stay together,
learn the flowers
go light

— Gary Snyder, from Turtle Island

As we worked, some people stopped by. One of the most common comments I get when tending the plots in Highland Park is some variation of: "In the past we planted lovely flowers here, but some kids just tore the plants out. There are some very destructive people in this neighborhood." On this day, however, one man expressed thanks that we were doing something to take care of the site. He offered us a box of latex gloves to protect against the black widows on the ground. A young woman asked us for advice about growing poppies. In South Pasadena, some curious neighbors invited us to plant on their very gorgeous property, under the roses and well-trimmed hedges.

It's been about ten days since the first seed planting. I've been tending the plots every two days.
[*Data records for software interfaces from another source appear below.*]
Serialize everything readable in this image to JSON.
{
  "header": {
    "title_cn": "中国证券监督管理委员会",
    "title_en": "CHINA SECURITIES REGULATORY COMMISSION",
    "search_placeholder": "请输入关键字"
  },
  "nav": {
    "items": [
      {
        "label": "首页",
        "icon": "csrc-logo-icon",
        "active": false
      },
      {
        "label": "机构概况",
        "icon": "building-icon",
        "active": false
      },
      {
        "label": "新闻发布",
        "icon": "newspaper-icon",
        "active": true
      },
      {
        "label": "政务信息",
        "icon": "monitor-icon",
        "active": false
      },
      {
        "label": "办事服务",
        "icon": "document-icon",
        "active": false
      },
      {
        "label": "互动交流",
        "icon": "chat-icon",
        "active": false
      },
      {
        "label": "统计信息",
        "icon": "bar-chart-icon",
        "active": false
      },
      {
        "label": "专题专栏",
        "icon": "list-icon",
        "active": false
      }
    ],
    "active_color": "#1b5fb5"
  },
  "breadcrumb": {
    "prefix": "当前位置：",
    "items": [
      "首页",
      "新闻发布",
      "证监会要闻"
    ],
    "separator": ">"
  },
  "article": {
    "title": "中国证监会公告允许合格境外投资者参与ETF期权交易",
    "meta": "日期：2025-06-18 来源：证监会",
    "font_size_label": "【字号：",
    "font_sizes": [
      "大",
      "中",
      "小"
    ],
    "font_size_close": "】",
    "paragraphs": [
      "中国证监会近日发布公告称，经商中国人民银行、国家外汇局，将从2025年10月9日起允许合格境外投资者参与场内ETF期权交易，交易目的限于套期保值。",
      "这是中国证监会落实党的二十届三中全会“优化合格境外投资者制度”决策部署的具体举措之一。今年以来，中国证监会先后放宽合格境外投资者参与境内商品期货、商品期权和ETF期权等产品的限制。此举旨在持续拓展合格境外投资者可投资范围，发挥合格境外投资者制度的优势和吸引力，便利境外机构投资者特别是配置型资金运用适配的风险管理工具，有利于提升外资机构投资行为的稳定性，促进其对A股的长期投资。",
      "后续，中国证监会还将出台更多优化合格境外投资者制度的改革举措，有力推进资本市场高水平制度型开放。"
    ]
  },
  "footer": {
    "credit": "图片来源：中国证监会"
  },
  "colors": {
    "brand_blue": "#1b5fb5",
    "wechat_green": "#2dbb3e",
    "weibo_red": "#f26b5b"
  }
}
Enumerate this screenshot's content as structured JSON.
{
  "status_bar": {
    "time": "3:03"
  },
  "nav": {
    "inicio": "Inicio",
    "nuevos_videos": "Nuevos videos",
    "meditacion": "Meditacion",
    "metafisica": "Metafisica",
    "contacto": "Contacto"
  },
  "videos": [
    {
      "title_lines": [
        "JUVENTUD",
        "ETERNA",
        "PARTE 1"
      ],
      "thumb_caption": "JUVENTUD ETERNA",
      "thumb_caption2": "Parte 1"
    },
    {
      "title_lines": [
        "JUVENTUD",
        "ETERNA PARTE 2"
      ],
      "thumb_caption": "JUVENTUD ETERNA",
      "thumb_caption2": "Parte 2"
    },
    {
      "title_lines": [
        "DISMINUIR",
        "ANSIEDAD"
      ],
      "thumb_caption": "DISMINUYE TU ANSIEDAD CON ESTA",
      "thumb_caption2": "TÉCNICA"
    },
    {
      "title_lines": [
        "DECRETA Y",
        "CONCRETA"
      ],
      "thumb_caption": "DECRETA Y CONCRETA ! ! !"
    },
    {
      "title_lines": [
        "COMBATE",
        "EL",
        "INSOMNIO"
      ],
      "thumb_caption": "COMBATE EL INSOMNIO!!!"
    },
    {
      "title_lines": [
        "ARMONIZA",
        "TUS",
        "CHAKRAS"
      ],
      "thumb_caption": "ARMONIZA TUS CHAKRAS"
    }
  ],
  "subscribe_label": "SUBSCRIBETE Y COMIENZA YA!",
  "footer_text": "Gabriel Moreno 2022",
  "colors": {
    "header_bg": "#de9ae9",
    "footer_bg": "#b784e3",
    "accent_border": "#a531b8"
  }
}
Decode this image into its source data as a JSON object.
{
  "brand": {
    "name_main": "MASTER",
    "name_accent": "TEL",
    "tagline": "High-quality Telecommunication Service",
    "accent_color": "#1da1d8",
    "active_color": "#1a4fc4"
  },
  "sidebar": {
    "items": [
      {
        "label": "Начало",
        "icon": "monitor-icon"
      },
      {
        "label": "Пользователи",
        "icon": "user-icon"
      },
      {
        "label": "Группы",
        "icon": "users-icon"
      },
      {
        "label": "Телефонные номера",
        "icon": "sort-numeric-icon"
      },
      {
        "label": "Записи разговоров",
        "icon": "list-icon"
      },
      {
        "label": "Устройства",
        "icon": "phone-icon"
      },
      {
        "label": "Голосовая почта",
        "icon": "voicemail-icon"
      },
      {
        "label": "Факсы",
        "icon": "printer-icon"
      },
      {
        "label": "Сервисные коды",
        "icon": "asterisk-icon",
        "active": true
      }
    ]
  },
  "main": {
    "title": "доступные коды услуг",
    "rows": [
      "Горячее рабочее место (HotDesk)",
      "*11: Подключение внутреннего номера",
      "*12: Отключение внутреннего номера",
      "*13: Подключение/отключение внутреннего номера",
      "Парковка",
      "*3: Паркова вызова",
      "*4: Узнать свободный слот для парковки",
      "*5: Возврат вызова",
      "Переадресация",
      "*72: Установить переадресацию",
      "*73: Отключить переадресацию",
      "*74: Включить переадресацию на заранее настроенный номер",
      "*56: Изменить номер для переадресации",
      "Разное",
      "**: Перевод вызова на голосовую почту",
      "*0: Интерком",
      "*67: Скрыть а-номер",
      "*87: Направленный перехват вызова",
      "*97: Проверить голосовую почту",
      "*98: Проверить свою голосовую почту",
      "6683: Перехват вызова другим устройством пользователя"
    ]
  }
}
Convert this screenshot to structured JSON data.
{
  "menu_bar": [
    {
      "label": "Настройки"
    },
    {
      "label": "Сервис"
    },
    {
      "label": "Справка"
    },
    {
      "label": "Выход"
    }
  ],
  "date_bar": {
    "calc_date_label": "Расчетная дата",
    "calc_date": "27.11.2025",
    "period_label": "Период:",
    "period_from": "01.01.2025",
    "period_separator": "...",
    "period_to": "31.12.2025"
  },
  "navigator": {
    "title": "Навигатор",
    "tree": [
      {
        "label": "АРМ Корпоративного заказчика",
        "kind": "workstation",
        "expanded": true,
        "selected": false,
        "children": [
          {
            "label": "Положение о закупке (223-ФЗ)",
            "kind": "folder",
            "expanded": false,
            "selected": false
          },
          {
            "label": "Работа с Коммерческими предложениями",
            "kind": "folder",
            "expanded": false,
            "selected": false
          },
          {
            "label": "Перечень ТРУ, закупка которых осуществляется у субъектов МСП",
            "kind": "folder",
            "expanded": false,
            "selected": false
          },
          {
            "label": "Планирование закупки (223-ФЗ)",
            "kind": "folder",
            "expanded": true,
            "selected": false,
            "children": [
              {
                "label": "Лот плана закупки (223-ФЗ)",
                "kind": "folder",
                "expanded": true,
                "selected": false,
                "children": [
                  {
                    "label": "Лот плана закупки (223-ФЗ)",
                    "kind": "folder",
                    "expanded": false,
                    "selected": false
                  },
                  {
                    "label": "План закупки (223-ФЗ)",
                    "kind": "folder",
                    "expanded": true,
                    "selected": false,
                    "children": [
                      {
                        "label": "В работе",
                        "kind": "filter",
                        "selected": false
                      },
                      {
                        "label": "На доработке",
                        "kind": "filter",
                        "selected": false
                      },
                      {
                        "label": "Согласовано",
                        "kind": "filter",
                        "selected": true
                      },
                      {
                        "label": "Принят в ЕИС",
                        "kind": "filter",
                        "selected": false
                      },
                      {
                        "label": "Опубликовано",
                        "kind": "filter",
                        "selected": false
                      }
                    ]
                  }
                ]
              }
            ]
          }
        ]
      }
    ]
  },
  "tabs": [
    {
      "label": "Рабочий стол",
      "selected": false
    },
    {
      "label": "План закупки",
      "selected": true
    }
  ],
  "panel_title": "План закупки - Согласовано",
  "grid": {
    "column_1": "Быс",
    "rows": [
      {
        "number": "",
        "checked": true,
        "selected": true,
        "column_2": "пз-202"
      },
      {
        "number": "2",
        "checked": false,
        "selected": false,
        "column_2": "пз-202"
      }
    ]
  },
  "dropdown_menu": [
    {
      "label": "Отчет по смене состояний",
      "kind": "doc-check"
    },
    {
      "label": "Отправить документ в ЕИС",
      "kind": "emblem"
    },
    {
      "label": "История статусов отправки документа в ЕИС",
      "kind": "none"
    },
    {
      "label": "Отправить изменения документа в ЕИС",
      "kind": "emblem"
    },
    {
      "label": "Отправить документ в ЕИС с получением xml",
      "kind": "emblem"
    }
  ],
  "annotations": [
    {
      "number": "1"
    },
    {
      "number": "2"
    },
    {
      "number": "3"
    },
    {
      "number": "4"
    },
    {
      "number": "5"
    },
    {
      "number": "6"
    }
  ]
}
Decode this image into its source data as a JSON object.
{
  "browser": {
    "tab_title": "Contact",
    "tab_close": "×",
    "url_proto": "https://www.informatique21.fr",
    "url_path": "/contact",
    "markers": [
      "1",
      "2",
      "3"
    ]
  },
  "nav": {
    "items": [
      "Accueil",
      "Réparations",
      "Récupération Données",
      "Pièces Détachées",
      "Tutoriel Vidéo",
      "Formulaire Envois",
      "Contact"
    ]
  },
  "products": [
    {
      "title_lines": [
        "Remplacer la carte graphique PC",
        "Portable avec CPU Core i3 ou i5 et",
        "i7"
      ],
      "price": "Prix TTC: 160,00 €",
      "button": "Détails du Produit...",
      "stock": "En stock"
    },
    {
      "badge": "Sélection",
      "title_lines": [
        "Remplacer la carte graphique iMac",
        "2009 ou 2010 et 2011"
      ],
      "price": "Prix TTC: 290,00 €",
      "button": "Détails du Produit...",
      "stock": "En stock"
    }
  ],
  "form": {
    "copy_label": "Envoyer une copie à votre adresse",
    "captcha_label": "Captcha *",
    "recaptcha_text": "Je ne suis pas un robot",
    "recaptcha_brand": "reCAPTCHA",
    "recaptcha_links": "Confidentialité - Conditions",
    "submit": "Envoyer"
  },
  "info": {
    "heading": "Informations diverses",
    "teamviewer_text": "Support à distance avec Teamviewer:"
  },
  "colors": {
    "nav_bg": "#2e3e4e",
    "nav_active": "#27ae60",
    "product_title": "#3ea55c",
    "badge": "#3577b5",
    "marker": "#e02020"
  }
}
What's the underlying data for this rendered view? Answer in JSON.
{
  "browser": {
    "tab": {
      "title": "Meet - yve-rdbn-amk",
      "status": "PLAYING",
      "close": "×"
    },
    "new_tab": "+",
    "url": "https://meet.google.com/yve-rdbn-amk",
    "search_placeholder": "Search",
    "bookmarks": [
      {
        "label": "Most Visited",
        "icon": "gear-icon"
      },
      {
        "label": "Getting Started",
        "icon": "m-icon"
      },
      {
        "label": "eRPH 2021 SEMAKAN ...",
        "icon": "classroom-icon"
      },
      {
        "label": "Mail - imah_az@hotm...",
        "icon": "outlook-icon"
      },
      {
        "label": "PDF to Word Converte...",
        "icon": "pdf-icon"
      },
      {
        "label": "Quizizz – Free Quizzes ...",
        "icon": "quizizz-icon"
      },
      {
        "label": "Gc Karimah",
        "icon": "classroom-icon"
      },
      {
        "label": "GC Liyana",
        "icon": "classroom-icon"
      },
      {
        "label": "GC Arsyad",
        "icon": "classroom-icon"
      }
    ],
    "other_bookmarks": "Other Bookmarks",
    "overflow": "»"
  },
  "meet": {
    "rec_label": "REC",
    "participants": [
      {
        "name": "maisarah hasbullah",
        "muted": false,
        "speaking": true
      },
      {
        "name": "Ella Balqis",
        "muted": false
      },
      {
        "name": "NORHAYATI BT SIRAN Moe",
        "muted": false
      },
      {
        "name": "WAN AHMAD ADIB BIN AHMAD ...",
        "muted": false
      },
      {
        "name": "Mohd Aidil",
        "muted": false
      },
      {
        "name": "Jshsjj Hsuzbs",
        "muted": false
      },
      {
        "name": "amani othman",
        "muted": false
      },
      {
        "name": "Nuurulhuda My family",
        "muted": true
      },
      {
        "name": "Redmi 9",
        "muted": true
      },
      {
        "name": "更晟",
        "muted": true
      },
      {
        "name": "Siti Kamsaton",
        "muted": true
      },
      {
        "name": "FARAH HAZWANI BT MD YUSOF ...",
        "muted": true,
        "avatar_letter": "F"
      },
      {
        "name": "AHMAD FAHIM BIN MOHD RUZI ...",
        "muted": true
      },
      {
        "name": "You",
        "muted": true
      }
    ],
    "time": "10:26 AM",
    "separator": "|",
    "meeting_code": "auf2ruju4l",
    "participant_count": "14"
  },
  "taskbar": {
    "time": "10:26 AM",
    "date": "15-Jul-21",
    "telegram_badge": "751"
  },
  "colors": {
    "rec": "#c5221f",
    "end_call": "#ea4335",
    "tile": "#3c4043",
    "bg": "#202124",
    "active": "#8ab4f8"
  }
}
Yesterday, as I heard rain drops falling before dawn, I immediately prepared for more seed sowing. It was pitch dark and cold. Wunderground predicted an entire day and evening worth of rain, followed by several days of cool cloudy weather. This is a stunning development for anyone planning for wildflowers after two years of drought. The December rains are on time! I seeded a couple choice areas at daybreak, and another plot in the dark, after work. There might not be another opportunity so perfect for wildflower seeds this winter!

Thank you sky!

Thursday, November 22, 2007


On November 18, 2007 the project group met up for a potluck lunch to discuss proposal ideas for A to B. Since late August 2007 ideas have been percolating away. Each artist spent about twenty minutes discussing their proposal, which was followed by feedback and general comments from the group.


In July 2007, I was invited to propose a project for the Fellows of Contemporary Art 'Curator Lab' series. For sometime I had been interested in working with artists to produce new work in response to the itinerant site of the commute. I was intrigued by the way that the commute from home to work, from A to B, has increasingly become a condition of urban life, as well as one of the primary modes by which we interface with and experience the city.

Marc AugĂ© has argued that if point A (home) and Point B (work) are places, then the space between them is a non-place. If places can be identified as relational, historical and concerned with identity, spaces associated with transitory functions are thus paramount examples of non-place. Should we thus conceptualize the commute as being “out of place”? What is certainly true is that the environments of home and work seep into the space of the commute. The multitasking commuter is found putting on makeup, fielding calls from home and the office, drinking coffee, listening to the radio, reading the paper, eating, contemplating the work tasks of the day, planning and arranging family activities, and zoning out in Zen-like meditative repose. Is the space of the commute a threshold between two points of mooring, a space of passage through which the social body traverses as it transitions from the private self—associated with the home—to the public self—associated with the world of work? Or is it rather a mobile place that is employed by the commuter in order to fulfill a series of tasks and activities that the pressures of everyday life have rendered impossible to complete elsewhere? If one spends up to two hours a day commuting does the space of the commute become a place, albeit an itinerant one? In an effort to reconsider our relationship to a space we inhabit on a daily basis, I invited six Los Angeles based artists to produce new work that would map and intervene in the mobile site of the commute. The project group first met at the Fellows of Contemporary Art's space in Chinatown in August 2007. Subsequently, we reconvened for an informal working session to discuss our past work and interests in September 2007.